Hillary Clinton’s emails continued to plague her campaign this week, with new signs the controversy is taking a toll on her frontrunner status in the Democratic presidential primary.
The Clinton campaign has downplayed the significance of the ongoing email saga, saying it is a media fixation that is of little interest to voters. But new polls and continued rumors about Vice President Joe Biden potentially challenging Clinton continue to put the campaign on the defensive.
Here’s a look at the developments over the past five days:
MONDAY: NBC’s Pete Williams reports that intelligence community reviewers examining Clinton’s emails identified 305 documents that have been referred to their agencies for further consultation. Intelligence reviewers began looking at documents after concerns that a classified document was included in prior public releases of Clinton’s emails. It is unclear if any of the more than 300 documents actually contains classified material.
The Washington Times also reports that the number of emails identified by the State Department as containing classified information has hit 60. It was previously known that reviewers were looking at hundreds of emails upgraded to classified after they were sent, however.

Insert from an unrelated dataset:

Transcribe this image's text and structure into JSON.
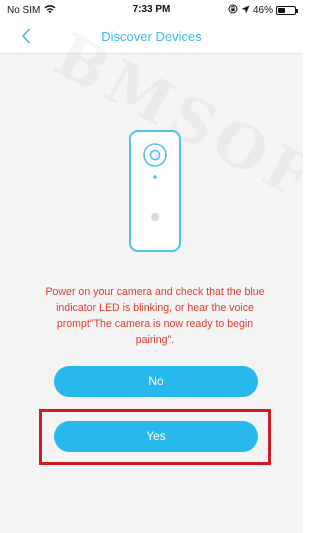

TUESDAY: Clinton combatively defends her email practices while campaigning in North Las Vegas, Nevada. "Whether it was a personal account or a government account, I did not send classified material, and I did not receive any material that was marked or designated classified," she said. And when asked if she “wiped” her server before handing it over to investigators, she responded, "Like, with a cloth or something?"
NBC’s Richard Esposito and Pete Williams report two sources with direct knowledge of the process say the FBI's analysis of the server that once held the Clinton e-mails is now underway.
These sources say that while an effort was, in fact, made to wipe the hard drive, the FBI is optimistic it can recover at least some data.
In an interview with Telemundo, Clinton said there is “nothing to worry about” and maintained the controversy will “burn itself out.”
WEDNESDAY: Fox News reports they have identified two emails that kicked off the FBI investigation into whether Clinton’s messages were mishandled. The report pinpoints one message forwarded from Clinton adviser Huma Abedin to the then-secretary of state in 2011 that said Ambassador Chris Stevens was considering leaving Benghazi, Libya, because of deteriorating conditions. The second message was sent by Clinton aide Jake Sullivan that Fox News reports had sensitive information about arrests made in connection to the 2012 Benghazi attack that killed Stevens and three other Americans.
The Clinton campaign held a call with reporters to refute the report, arguing the story vindicates that she broke no laws. Clinton aides argued that the 2011 note was not marked as classified and that the State Department disputes that the information should be classified. (In a video released Friday, Clinton campaign spokesman Brian Fallon points out that you can still go to the State Department website and view the email because it remains unclassified.) Both messages show either a government dispute over what qualifies as classified or are examples of over-classification, the Clinton team said.
“It says more about the bent toward secrecy in [some quarters of] government than Hillary Clinton’s email practices,” Fallon said on the call.
Jen Palmieri, communications director for Clinton campaign, said on MSNBC, “We think that in August there is a lot of press interest in this and we want to do a lot of educating. We’re spending a lot of time talking to our supporters making sure they understand the really important facts here.”
THURSDAY: A federal judge orders the State Department to keep in close touch with the FBI about what has been uncovered during the investigation into Clinton’s email server, NBC’s Pete Williams reports. "We wouldn't be here today if the employee had followed government policy," District Court Judge Emmet Sullivan said, referring to Clinton. (The hearing was held for a Freedom of Information Act lawsuit involving a Clinton aide that was not directly related to the email controversy.)
New Quinnipiac University polls find only about one-third of Democratic voters in the key swing states of Florida, Ohio and Pennsylvania say Clinton is honest and trustworthy.
FRIDAY: A Reuters examination of the Clinton emails that have so far been made public found at least 30 email threads included so-called “foreign government information,” which the news organization reports should have been “presumed” classified. The report undermines Clinton’s claim that she never sent or received classified information from her private email account.
Some Democrats in Congress are also beginning to publicly question how the campaign has dealt with the continuing email controversy, the Associated Press reports. "I don't think the campaign has handled it very well," Florida Sen. Bill Nelson told the AP. The suggestion that she make a joke about joining Snapchat, a social media platform where messages automatically disappear, “was not good advice,” Nelson added.
The Clinton campaign releases a video refuting Wednesday’s Fox News reports, questions about her wiped server, and the classification of emails sent from Clinton’s private account.
“We fully expect that Republicans are going to want to continue to want to talk about Hillary Clinton’s emails,” Fallon says in the video. “And the reason for that is because they can’t talk about their plan to grow their economy on behalf of the middle class.”